How much is a gold medal worth: When American James Connolly won the triple jump at the first modern Olympic Games in Athens, Greece – the birthplace of the original Olympics on April 6, 1896, he became the first Olympic champion in 1,500 years.
Connolly, on the other hand, did not receive a gold medal. There was no such thing in 1896, according to Guinness World Records. The first gold medals were presented at the 1904 Olympic Games in St.
Louis. Before that, gold was thought to be prohibitively expensive. Instead, the first place winner earned a silver medal, second place received a bronze, and third place received no prize.
So, were the early organisers correct in choosing a less expensive alternative to gold, and are today’s medals made of the actual thing? Yes, to some extent, but it is not the sole reason they are so valuable. Continue reading to find out more.
How much does a gold medal with a gold finish cost
The word “gold medal” is quite deceptive. Gold medals were fashioned of real gold between 1904 and 1912 when the first gold medal was given in St.
Louis. But gold medals lost a lot of numismatic street cred that year during the Stockholm Games in Sweden, when organisers determined that they would be mainly manufactured of silver — at least 92.5 percent — then gilded in 6 ounces of gold plating from then on.
Those proportions haven’t changed since then.
Bronze medals are composed of “red brass,” which is a mixture of 95 percent copper and 5% zinc, both of which are base metals that are significantly less valuable than precious metals like silver and gold, according to The New York Times.
So, how much does a medal cost?
Here’s how the three medals stack up at the weigh-ins, according to Newsweek:
• 556 grammes of gold
• 550 kilos of silver
• Bronze weight: 450 g
Second-place medals are constructed of 925-1000 quality silver, which costs $0.76 per gramme as of February 14. A silver medal is worth $418 if it weighs 550 grammes.
The 6-ounce gilding on the first-place medal is worth $358.50, based on the current gold price of $59.75 per gramme.

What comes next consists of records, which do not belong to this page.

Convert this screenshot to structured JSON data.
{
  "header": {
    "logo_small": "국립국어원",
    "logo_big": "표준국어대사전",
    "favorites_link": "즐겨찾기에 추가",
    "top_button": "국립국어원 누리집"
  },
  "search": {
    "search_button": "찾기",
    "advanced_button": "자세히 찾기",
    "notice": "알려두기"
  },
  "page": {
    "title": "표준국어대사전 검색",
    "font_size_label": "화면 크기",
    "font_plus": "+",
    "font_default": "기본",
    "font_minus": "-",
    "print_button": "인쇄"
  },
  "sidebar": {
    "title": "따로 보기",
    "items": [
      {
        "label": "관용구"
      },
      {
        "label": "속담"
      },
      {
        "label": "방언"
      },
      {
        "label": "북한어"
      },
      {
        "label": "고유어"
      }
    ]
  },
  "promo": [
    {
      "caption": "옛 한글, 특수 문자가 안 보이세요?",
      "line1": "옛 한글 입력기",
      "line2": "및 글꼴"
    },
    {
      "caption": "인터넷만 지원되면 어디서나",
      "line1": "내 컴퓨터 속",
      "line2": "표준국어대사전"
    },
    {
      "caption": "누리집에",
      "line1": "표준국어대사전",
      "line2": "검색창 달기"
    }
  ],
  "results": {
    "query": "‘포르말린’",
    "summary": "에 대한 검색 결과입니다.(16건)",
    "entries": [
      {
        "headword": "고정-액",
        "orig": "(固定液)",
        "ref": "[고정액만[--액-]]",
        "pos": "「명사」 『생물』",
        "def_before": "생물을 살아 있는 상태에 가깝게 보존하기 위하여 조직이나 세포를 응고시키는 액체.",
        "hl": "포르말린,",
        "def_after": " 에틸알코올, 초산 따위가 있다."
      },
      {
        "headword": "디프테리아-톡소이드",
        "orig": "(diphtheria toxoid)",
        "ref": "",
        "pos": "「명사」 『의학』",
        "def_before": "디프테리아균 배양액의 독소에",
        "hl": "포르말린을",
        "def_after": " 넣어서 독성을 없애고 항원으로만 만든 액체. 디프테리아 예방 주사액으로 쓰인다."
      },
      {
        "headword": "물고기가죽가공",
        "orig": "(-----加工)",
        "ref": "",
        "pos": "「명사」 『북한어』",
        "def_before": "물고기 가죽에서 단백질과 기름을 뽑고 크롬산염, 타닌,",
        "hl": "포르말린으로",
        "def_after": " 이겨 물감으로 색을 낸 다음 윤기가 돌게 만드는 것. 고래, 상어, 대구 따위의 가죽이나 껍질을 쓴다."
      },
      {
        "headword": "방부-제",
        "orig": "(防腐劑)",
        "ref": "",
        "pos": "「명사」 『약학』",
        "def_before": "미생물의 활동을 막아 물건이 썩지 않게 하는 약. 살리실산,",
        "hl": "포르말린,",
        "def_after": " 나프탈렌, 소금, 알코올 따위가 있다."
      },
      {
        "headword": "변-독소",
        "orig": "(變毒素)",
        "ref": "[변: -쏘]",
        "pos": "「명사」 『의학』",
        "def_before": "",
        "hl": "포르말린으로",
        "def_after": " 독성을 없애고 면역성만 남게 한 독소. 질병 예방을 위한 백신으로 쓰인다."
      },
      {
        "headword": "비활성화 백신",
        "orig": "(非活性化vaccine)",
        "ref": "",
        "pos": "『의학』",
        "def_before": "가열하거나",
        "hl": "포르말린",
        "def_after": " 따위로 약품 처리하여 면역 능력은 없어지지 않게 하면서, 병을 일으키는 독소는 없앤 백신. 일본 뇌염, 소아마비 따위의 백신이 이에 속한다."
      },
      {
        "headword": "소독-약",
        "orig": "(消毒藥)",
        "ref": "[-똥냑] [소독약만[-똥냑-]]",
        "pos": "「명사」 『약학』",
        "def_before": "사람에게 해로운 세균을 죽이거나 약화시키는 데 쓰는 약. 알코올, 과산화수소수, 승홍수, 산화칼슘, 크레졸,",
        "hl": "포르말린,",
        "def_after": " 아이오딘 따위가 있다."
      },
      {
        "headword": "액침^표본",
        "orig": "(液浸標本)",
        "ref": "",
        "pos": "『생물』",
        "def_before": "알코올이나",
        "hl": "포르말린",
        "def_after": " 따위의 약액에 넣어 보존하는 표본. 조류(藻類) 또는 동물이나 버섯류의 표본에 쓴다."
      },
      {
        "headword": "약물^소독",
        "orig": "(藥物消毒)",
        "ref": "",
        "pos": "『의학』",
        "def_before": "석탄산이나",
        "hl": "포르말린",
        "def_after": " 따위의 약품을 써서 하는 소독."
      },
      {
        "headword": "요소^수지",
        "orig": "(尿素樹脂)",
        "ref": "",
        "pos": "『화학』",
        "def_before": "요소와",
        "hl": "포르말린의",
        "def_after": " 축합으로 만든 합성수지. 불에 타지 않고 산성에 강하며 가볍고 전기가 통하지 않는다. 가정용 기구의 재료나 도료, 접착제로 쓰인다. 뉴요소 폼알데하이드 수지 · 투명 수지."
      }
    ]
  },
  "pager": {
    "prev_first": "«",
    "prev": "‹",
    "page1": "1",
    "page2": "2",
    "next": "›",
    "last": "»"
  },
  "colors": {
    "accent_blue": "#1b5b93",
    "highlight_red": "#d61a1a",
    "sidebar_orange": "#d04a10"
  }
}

An Olympic gold medal is worth $776.50 when combined with the $418 worth of silver behind it.
Gold and silver are worth more than their weight in gold and silver.
According to The New York Times, former Olympic champions have been known to find themselves in such terrible financial problems that they are compelled to sell the physical manifestation of their life’s most significant achievement – their prized Olympic medals.
Others donate the symbol of their Olympic glory days to charity by auctioning it off.
In any event, eager collectors are on the lookout for Olympic medals to add to their collections. Like baseball cards, comic books, and sports memorabilia, medals are frequently auctioned, acquired, and sold.
That’s when you realise that the value of an Olympic medal exceeds the weight of its constituent metals — and that the more meaningful the Olympic moment, the more money the medal is worth. Here are some interesting facts concerning medals of this type:
• A bronze medal from the 1956 Winter Games in Italy sold for $3,750, even though the pound of copper that makes up 95 percent of the medal isn’t worth five dollars at the current rate.
• An $83,188 medal from the 1984 U.S. Men’s Basketball Team was sold. The medal belonged to an unknown Olympian, however Patrick Ewing was a part of both the original 1992 Dream Team and the 1984 team, which was arguably the best amateur team ever formed.
• A silver medal from the 1896 Olympic Games, when the winner received only a silver medal and no gold, sold for $180,111.
• A gold medal from the 1936 Olympics sold for $1.5 million, one of four that Jesse Owens won while dunking on Hitler at his own Berlin Games.
Take a look at the imagery on the gold, silver, and bronze medals if you have any doubts about athletic marketing’s branding strength.
According to the New York Times, the IOC mandates that the Olympic rings and the name of that year’s Games and a picture of the Greek goddess of triumph known as Nike be engraved on the medals.